## [REQUIRED WORK]
All entries below are to be retyped in full, precisely as they appear.

[Records from a data collection]
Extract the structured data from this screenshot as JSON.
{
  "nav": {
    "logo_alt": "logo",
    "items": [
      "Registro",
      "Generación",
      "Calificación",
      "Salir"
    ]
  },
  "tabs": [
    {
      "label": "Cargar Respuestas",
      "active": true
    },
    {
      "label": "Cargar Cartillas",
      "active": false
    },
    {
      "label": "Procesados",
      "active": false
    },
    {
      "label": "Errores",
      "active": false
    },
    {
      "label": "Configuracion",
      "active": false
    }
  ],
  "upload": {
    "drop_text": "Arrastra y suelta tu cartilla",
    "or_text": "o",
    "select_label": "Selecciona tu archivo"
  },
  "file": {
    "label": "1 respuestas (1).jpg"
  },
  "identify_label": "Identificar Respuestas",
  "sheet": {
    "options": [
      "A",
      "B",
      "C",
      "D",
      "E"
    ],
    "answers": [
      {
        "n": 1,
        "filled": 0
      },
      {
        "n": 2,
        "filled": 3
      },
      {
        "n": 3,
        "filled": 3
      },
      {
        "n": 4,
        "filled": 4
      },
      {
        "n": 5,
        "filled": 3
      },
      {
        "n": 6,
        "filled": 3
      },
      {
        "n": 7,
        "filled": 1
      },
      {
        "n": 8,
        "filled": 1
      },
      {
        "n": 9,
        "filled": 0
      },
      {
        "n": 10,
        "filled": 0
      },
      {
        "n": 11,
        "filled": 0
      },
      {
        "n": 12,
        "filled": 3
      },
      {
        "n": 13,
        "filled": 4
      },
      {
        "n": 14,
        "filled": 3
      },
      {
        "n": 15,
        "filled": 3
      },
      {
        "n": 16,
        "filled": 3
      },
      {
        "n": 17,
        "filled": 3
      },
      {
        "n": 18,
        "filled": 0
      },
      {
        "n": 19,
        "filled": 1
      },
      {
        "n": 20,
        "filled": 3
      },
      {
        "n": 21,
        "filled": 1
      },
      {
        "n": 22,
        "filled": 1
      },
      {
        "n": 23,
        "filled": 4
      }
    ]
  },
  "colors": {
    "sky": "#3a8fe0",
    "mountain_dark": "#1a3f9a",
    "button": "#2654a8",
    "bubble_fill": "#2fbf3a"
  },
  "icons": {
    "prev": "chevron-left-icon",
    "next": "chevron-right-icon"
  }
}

## [ANSWER FOR THIS EXERCISE]
Extract the structured data from this screenshot as JSON.
{
  "nav": {
    "logo_alt": "logo",
    "items": [
      "Registro",
      "Generación",
      "Calificación",
      "Salir"
    ]
  },
  "tabs": [
    {
      "label": "Cargar Respuestas",
      "active": true
    },
    {
      "label": "Cargar Cartillas",
      "active": false
    },
    {
      "label": "Procesados",
      "active": false
    },
    {
      "label": "Errores",
      "active": false
    },
    {
      "label": "Configuracion",
      "active": false
    }
  ],
  "upload": {
    "drop_text": "Arrastra y suelta tu cartilla",
    "or_text": "o",
    "select_label": "Selecciona tu archivo"
  },
  "file": {
    "label": "1 respuestas (1).jpg"
  },
  "identify_label": "Identificar Respuestas",
  "sheet": {
    "options": [
      "A",
      "B",
      "C",
      "D",
      "E"
    ],
    "answers": [
      {
        "n": 1,
        "filled": 0
      },
      {
        "n": 2,
        "filled": 3
      },
      {
        "n": 3,
        "filled": 3
      },
      {
        "n": 4,
        "filled": 4
      },
      {
        "n": 5,
        "filled": 3
      },
      {
        "n": 6,
        "filled": 3
      },
      {
        "n": 7,
        "filled": 1
      },
      {
        "n": 8,
        "filled": 1
      },
      {
        "n": 9,
        "filled": 0
      },
      {
        "n": 10,
        "filled": 0
      },
      {
        "n": 11,
        "filled": 0
      },
      {
        "n": 12,
        "filled": 3
      },
      {
        "n": 13,
        "filled": 4
      },
      {
        "n": 14,
        "filled": 3
      },
      {
        "n": 15,
        "filled": 3
      },
      {
        "n": 16,
        "filled": 3
      },
      {
        "n": 17,
        "filled": 3
      },
      {
        "n": 18,
        "filled": 0
      },
      {
        "n": 19,
        "filled": 1
      },
      {
        "n": 20,
        "filled": 3
      },
      {
        "n": 21,
        "filled": 1
      },
      {
        "n": 22,
        "filled": 1
      },
      {
        "n": 23,
        "filled": 4
      }
    ]
  },
  "colors": {
    "sky": "#3a8fe0",
    "mountain_dark": "#1a3f9a",
    "button": "#2654a8",
    "bubble_fill": "#2fbf3a"
  },
  "icons": {
    "prev": "chevron-left-icon",
    "next": "chevron-right-icon"
  }
}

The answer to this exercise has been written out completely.